--- Exercise details ---
Work out how many lines in these entries include the string "text", and give only that figure.

═══ Supplied information

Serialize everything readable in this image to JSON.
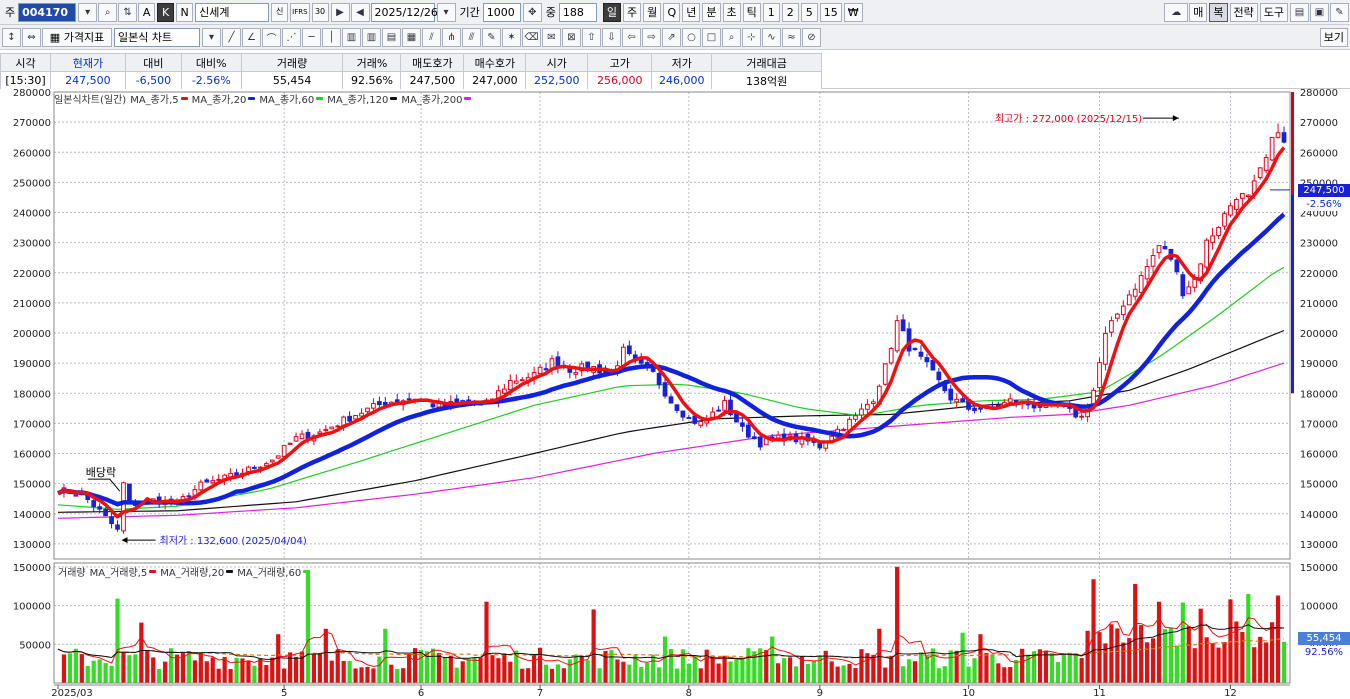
{
  "toolbar1": {
    "market_label": "주",
    "code": "004170",
    "btn_k_upper": "A",
    "btn_k": "K",
    "btn_n": "N",
    "stock_name": "신세계",
    "name_badges": [
      "신",
      "IFRS",
      "30"
    ],
    "date": "2025/12/26",
    "period_label": "기간",
    "period_value": "1000",
    "count_label": "중",
    "count_value": "188",
    "periods": [
      "일",
      "주",
      "월",
      "Q",
      "년",
      "분",
      "초",
      "틱",
      "1",
      "2",
      "5",
      "15",
      "₩"
    ],
    "active_period": "일",
    "right_buttons": [
      "매",
      "복",
      "전략",
      "도구"
    ]
  },
  "toolbar2": {
    "indicator_button": "가격지표",
    "chart_type": "일본식 차트",
    "view_button": "보기"
  },
  "quote": {
    "headers": [
      "시각",
      "현재가",
      "대비",
      "대비%",
      "거래량",
      "거래%",
      "매도호가",
      "매수호가",
      "시가",
      "고가",
      "저가",
      "거래대금"
    ],
    "values": [
      "[15:30]",
      "247,500",
      "-6,500",
      "-2.56%",
      "55,454",
      "92.56%",
      "247,500",
      "247,000",
      "252,500",
      "256,000",
      "246,000",
      "138억원"
    ]
  },
  "colors": {
    "up": "#e8001c",
    "down": "#1a20d8",
    "ma5": "#ee1111",
    "ma20": "#1122dd",
    "ma60": "#22cc22",
    "ma120": "#111111",
    "ma200": "#dd22dd",
    "vol_up": "#dd1111",
    "vol_down": "#33dd22"
  },
  "chart_data": [
    {
      "type": "candlestick",
      "title": "일본식차트(일간)",
      "legend": [
        "MA_종가,5",
        "MA_종가,20",
        "MA_종가,60",
        "MA_종가,120",
        "MA_종가,200"
      ],
      "ylim": [
        125000,
        280000
      ],
      "y_ticks": [
        130000,
        140000,
        150000,
        160000,
        170000,
        180000,
        190000,
        200000,
        210000,
        220000,
        230000,
        240000,
        250000,
        260000,
        270000,
        280000
      ],
      "y_tick_labels": [
        "130000",
        "140000",
        "150000",
        "160000",
        "170000",
        "180000",
        "190000",
        "200000",
        "210000",
        "220000",
        "230000",
        "240000",
        "250000",
        "260000",
        "270000",
        "280000"
      ],
      "x_labels": [
        "2025/03",
        "5",
        "6",
        "7",
        "8",
        "9",
        "10",
        "11",
        "12"
      ],
      "x_label_days": [
        0,
        38,
        61,
        81,
        106,
        128,
        153,
        175,
        197
      ],
      "total_days": 206,
      "annotations": {
        "high": {
          "text": "최고가 : 272,000 (2025/12/15)",
          "value": 272000,
          "day": 189
        },
        "low": {
          "text": "최저가 : 132,600 (2025/04/04)",
          "value": 132600,
          "day": 10
        },
        "dividend": {
          "text": "배당락",
          "day": 5
        }
      },
      "last_price": {
        "value": 247500,
        "label": "247,500",
        "pct": "-2.56%"
      },
      "anchors": [
        [
          0,
          148000
        ],
        [
          4,
          146500
        ],
        [
          7,
          141000
        ],
        [
          10,
          134500
        ],
        [
          11,
          150000
        ],
        [
          12,
          143000
        ],
        [
          16,
          144500
        ],
        [
          20,
          143500
        ],
        [
          24,
          149500
        ],
        [
          30,
          153000
        ],
        [
          36,
          158000
        ],
        [
          40,
          165000
        ],
        [
          44,
          167000
        ],
        [
          50,
          173000
        ],
        [
          55,
          177000
        ],
        [
          60,
          178500
        ],
        [
          64,
          175500
        ],
        [
          68,
          177000
        ],
        [
          72,
          176500
        ],
        [
          76,
          184000
        ],
        [
          80,
          186000
        ],
        [
          83,
          190500
        ],
        [
          86,
          188000
        ],
        [
          90,
          188500
        ],
        [
          93,
          186500
        ],
        [
          95,
          194000
        ],
        [
          97,
          190000
        ],
        [
          100,
          186500
        ],
        [
          103,
          177500
        ],
        [
          106,
          171500
        ],
        [
          108,
          170000
        ],
        [
          112,
          176500
        ],
        [
          115,
          168000
        ],
        [
          118,
          163500
        ],
        [
          122,
          165500
        ],
        [
          126,
          164000
        ],
        [
          128,
          162500
        ],
        [
          130,
          166500
        ],
        [
          134,
          172000
        ],
        [
          137,
          178500
        ],
        [
          139,
          188500
        ],
        [
          141,
          203500
        ],
        [
          143,
          195500
        ],
        [
          146,
          189000
        ],
        [
          150,
          178500
        ],
        [
          153,
          175000
        ],
        [
          157,
          175000
        ],
        [
          160,
          177500
        ],
        [
          164,
          176000
        ],
        [
          168,
          175500
        ],
        [
          171,
          173000
        ],
        [
          172,
          172000
        ],
        [
          174,
          181000
        ],
        [
          176,
          199000
        ],
        [
          179,
          210000
        ],
        [
          182,
          218500
        ],
        [
          185,
          229000
        ],
        [
          187,
          225000
        ],
        [
          189,
          214000
        ],
        [
          191,
          218000
        ],
        [
          193,
          230000
        ],
        [
          196,
          239000
        ],
        [
          198,
          246000
        ],
        [
          200,
          244500
        ],
        [
          203,
          257500
        ],
        [
          205,
          268500
        ],
        [
          207,
          256000
        ],
        [
          209,
          252000
        ],
        [
          211,
          250000
        ],
        [
          213,
          247500
        ]
      ],
      "ma_levels": {
        "ma60": [
          [
            0,
            143000
          ],
          [
            10,
            141500
          ],
          [
            20,
            142500
          ],
          [
            35,
            148000
          ],
          [
            50,
            157000
          ],
          [
            65,
            166500
          ],
          [
            80,
            176000
          ],
          [
            95,
            182500
          ],
          [
            105,
            183000
          ],
          [
            115,
            180000
          ],
          [
            125,
            175000
          ],
          [
            135,
            172500
          ],
          [
            145,
            176000
          ],
          [
            155,
            177500
          ],
          [
            165,
            178000
          ],
          [
            175,
            180500
          ],
          [
            185,
            192000
          ],
          [
            195,
            206000
          ],
          [
            205,
            221000
          ],
          [
            213,
            227500
          ]
        ],
        "ma120": [
          [
            0,
            140500
          ],
          [
            20,
            141000
          ],
          [
            40,
            144000
          ],
          [
            60,
            151000
          ],
          [
            80,
            160000
          ],
          [
            95,
            167000
          ],
          [
            110,
            171500
          ],
          [
            125,
            172500
          ],
          [
            140,
            173000
          ],
          [
            155,
            176000
          ],
          [
            170,
            177500
          ],
          [
            180,
            181000
          ],
          [
            190,
            188000
          ],
          [
            200,
            196000
          ],
          [
            213,
            206500
          ]
        ],
        "ma200": [
          [
            0,
            138500
          ],
          [
            20,
            139500
          ],
          [
            40,
            142000
          ],
          [
            60,
            146500
          ],
          [
            80,
            152000
          ],
          [
            100,
            160000
          ],
          [
            120,
            166000
          ],
          [
            140,
            169000
          ],
          [
            160,
            172000
          ],
          [
            170,
            173000
          ],
          [
            180,
            176000
          ],
          [
            195,
            183000
          ],
          [
            213,
            194500
          ]
        ]
      }
    },
    {
      "type": "bar",
      "title": "거래량",
      "legend": [
        "MA_거래량,5",
        "MA_거래량,20",
        "MA_거래량,60"
      ],
      "ylim": [
        0,
        155000
      ],
      "y_ticks": [
        50000,
        100000,
        150000
      ],
      "y_tick_labels": [
        "50000",
        "100000",
        "150000"
      ],
      "last_volume": {
        "value": 55454,
        "label": "55,454",
        "pct": "92.56%"
      },
      "spikes": [
        [
          10,
          109000
        ],
        [
          14,
          78000
        ],
        [
          37,
          63000
        ],
        [
          42,
          143000
        ],
        [
          45,
          70000
        ],
        [
          55,
          70000
        ],
        [
          72,
          105000
        ],
        [
          90,
          95000
        ],
        [
          102,
          60000
        ],
        [
          120,
          60000
        ],
        [
          138,
          70000
        ],
        [
          141,
          150000
        ],
        [
          152,
          65000
        ],
        [
          155,
          63000
        ],
        [
          174,
          134000
        ],
        [
          181,
          128000
        ],
        [
          185,
          105000
        ],
        [
          189,
          104000
        ],
        [
          192,
          96000
        ],
        [
          197,
          108000
        ],
        [
          200,
          115000
        ],
        [
          205,
          113000
        ],
        [
          207,
          118000
        ],
        [
          210,
          72000
        ]
      ]
    }
  ]
}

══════

--- Written response ---
3